* MATERIAL SUPPLIED:
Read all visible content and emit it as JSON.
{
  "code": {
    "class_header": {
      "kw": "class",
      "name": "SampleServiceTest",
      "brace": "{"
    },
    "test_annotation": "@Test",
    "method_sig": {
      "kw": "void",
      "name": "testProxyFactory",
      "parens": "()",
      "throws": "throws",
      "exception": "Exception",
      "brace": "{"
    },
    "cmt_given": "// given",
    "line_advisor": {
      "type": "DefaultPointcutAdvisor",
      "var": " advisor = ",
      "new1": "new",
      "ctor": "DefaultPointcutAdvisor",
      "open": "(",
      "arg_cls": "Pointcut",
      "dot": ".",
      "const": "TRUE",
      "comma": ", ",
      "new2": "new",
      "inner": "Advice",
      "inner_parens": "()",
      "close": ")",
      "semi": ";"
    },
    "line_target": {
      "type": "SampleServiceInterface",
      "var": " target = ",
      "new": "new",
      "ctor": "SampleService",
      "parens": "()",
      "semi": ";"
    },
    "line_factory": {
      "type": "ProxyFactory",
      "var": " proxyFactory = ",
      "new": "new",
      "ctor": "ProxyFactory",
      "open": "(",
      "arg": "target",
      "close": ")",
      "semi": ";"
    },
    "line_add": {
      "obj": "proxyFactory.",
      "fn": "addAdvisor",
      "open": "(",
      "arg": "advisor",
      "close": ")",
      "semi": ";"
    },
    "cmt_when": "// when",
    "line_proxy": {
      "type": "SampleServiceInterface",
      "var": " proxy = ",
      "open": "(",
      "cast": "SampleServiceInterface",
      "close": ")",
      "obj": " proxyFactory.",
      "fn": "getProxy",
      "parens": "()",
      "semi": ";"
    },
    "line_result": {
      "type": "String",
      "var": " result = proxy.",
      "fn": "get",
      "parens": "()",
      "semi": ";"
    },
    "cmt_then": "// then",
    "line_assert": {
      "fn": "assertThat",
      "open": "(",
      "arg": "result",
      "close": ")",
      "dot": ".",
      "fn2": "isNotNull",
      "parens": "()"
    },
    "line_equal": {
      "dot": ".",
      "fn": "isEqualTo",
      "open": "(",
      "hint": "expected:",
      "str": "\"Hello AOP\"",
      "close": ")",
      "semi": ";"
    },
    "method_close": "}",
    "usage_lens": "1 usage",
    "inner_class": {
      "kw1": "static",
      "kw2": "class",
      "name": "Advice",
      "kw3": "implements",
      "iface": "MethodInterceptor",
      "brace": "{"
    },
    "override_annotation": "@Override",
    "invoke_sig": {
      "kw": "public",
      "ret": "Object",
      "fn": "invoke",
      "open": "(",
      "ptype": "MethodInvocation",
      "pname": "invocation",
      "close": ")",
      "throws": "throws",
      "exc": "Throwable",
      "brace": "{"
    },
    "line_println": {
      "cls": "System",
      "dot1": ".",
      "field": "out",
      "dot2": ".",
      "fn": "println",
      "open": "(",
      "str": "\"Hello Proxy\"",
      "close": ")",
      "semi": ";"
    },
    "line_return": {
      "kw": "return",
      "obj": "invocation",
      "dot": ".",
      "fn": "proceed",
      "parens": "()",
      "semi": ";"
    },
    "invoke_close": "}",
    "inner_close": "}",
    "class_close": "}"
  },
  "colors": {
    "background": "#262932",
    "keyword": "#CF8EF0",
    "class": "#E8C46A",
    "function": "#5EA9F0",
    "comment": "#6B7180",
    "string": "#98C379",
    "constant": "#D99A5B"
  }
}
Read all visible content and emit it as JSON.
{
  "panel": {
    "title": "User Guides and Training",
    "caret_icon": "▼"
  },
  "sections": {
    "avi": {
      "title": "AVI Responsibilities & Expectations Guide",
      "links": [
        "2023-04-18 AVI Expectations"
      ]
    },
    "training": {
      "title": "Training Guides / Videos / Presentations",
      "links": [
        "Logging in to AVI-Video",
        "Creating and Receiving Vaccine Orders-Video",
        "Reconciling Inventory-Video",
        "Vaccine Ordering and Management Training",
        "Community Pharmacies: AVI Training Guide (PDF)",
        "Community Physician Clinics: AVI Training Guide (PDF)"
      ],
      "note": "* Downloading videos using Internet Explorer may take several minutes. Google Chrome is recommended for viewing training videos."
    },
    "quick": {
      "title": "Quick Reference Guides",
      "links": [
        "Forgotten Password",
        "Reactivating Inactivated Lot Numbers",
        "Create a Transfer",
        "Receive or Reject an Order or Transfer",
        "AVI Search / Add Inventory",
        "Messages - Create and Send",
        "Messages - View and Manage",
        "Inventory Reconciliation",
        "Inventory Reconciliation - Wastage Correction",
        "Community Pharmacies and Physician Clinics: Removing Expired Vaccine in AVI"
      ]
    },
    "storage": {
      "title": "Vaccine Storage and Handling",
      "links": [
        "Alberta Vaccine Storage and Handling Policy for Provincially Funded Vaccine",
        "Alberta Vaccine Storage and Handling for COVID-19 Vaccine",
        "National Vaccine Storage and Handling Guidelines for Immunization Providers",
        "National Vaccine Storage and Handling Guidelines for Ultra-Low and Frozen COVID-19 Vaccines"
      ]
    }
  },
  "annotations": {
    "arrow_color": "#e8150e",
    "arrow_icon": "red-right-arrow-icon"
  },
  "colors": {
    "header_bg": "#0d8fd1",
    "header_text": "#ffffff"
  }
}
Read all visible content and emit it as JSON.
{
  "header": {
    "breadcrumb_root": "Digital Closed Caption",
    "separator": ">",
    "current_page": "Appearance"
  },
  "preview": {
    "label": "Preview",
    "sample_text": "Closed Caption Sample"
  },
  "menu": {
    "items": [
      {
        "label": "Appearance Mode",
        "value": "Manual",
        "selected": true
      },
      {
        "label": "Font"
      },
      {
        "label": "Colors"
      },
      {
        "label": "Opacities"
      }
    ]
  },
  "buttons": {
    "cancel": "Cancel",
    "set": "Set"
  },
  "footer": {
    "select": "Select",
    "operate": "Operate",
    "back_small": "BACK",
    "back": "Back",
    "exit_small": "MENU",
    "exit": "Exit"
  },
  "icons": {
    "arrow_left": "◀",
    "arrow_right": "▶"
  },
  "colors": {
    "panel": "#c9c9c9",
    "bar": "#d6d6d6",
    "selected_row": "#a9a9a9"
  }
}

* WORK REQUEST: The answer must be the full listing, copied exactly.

* PROBLEM SOLUTION:
Read all visible content and emit it as JSON.
{
  "code": {
    "class_header": {
      "kw": "class",
      "name": "SampleServiceTest",
      "brace": "{"
    },
    "test_annotation": "@Test",
    "method_sig": {
      "kw": "void",
      "name": "testProxyFactory",
      "parens": "()",
      "throws": "throws",
      "exception": "Exception",
      "brace": "{"
    },
    "cmt_given": "// given",
    "line_advisor": {
      "type": "DefaultPointcutAdvisor",
      "var": " advisor = ",
      "new1": "new",
      "ctor": "DefaultPointcutAdvisor",
      "open": "(",
      "arg_cls": "Pointcut",
      "dot": ".",
      "const": "TRUE",
      "comma": ", ",
      "new2": "new",
      "inner": "Advice",
      "inner_parens": "()",
      "close": ")",
      "semi": ";"
    },
    "line_target": {
      "type": "SampleServiceInterface",
      "var": " target = ",
      "new": "new",
      "ctor": "SampleService",
      "parens": "()",
      "semi": ";"
    },
    "line_factory": {
      "type": "ProxyFactory",
      "var": " proxyFactory = ",
      "new": "new",
      "ctor": "ProxyFactory",
      "open": "(",
      "arg": "target",
      "close": ")",
      "semi": ";"
    },
    "line_add": {
      "obj": "proxyFactory.",
      "fn": "addAdvisor",
      "open": "(",
      "arg": "advisor",
      "close": ")",
      "semi": ";"
    },
    "cmt_when": "// when",
    "line_proxy": {
      "type": "SampleServiceInterface",
      "var": " proxy = ",
      "open": "(",
      "cast": "SampleServiceInterface",
      "close": ")",
      "obj": " proxyFactory.",
      "fn": "getProxy",
      "parens": "()",
      "semi": ";"
    },
    "line_result": {
      "type": "String",
      "var": " result = proxy.",
      "fn": "get",
      "parens": "()",
      "semi": ";"
    },
    "cmt_then": "// then",
    "line_assert": {
      "fn": "assertThat",
      "open": "(",
      "arg": "result",
      "close": ")",
      "dot": ".",
      "fn2": "isNotNull",
      "parens": "()"
    },
    "line_equal": {
      "dot": ".",
      "fn": "isEqualTo",
      "open": "(",
      "hint": "expected:",
      "str": "\"Hello AOP\"",
      "close": ")",
      "semi": ";"
    },
    "method_close": "}",
    "usage_lens": "1 usage",
    "inner_class": {
      "kw1": "static",
      "kw2": "class",
      "name": "Advice",
      "kw3": "implements",
      "iface": "MethodInterceptor",
      "brace": "{"
    },
    "override_annotation": "@Override",
    "invoke_sig": {
      "kw": "public",
      "ret": "Object",
      "fn": "invoke",
      "open": "(",
      "ptype": "MethodInvocation",
      "pname": "invocation",
      "close": ")",
      "throws": "throws",
      "exc": "Throwable",
      "brace": "{"
    },
    "line_println": {
      "cls": "System",
      "dot1": ".",
      "field": "out",
      "dot2": ".",
      "fn": "println",
      "open": "(",
      "str": "\"Hello Proxy\"",
      "close": ")",
      "semi": ";"
    },
    "line_return": {
      "kw": "return",
      "obj": "invocation",
      "dot": ".",
      "fn": "proceed",
      "parens": "()",
      "semi": ";"
    },
    "invoke_close": "}",
    "inner_close": "}",
    "class_close": "}"
  },
  "colors": {
    "background": "#262932",
    "keyword": "#CF8EF0",
    "class": "#E8C46A",
    "function": "#5EA9F0",
    "comment": "#6B7180",
    "string": "#98C379",
    "constant": "#D99A5B"
  }
}
Read all visible content and emit it as JSON.
{
  "panel": {
    "title": "User Guides and Training",
    "caret_icon": "▼"
  },
  "sections": {
    "avi": {
      "title": "AVI Responsibilities & Expectations Guide",
      "links": [
        "2023-04-18 AVI Expectations"
      ]
    },
    "training": {
      "title": "Training Guides / Videos / Presentations",
      "links": [
        "Logging in to AVI-Video",
        "Creating and Receiving Vaccine Orders-Video",
        "Reconciling Inventory-Video",
        "Vaccine Ordering and Management Training",
        "Community Pharmacies: AVI Training Guide (PDF)",
        "Community Physician Clinics: AVI Training Guide (PDF)"
      ],
      "note": "* Downloading videos using Internet Explorer may take several minutes. Google Chrome is recommended for viewing training videos."
    },
    "quick": {
      "title": "Quick Reference Guides",
      "links": [
        "Forgotten Password",
        "Reactivating Inactivated Lot Numbers",
        "Create a Transfer",
        "Receive or Reject an Order or Transfer",
        "AVI Search / Add Inventory",
        "Messages - Create and Send",
        "Messages - View and Manage",
        "Inventory Reconciliation",
        "Inventory Reconciliation - Wastage Correction",
        "Community Pharmacies and Physician Clinics: Removing Expired Vaccine in AVI"
      ]
    },
    "storage": {
      "title": "Vaccine Storage and Handling",
      "links": [
        "Alberta Vaccine Storage and Handling Policy for Provincially Funded Vaccine",
        "Alberta Vaccine Storage and Handling for COVID-19 Vaccine",
        "National Vaccine Storage and Handling Guidelines for Immunization Providers",
        "National Vaccine Storage and Handling Guidelines for Ultra-Low and Frozen COVID-19 Vaccines"
      ]
    }
  },
  "annotations": {
    "arrow_color": "#e8150e",
    "arrow_icon": "red-right-arrow-icon"
  },
  "colors": {
    "header_bg": "#0d8fd1",
    "header_text": "#ffffff"
  }
}
Read all visible content and emit it as JSON.
{
  "header": {
    "breadcrumb_root": "Digital Closed Caption",
    "separator": ">",
    "current_page": "Appearance"
  },
  "preview": {
    "label": "Preview",
    "sample_text": "Closed Caption Sample"
  },
  "menu": {
    "items": [
      {
        "label": "Appearance Mode",
        "value": "Manual",
        "selected": true
      },
      {
        "label": "Font"
      },
      {
        "label": "Colors"
      },
      {
        "label": "Opacities"
      }
    ]
  },
  "buttons": {
    "cancel": "Cancel",
    "set": "Set"
  },
  "footer": {
    "select": "Select",
    "operate": "Operate",
    "back_small": "BACK",
    "back": "Back",
    "exit_small": "MENU",
    "exit": "Exit"
  },
  "icons": {
    "arrow_left": "◀",
    "arrow_right": "▶"
  },
  "colors": {
    "panel": "#c9c9c9",
    "bar": "#d6d6d6",
    "selected_row": "#a9a9a9"
  }
}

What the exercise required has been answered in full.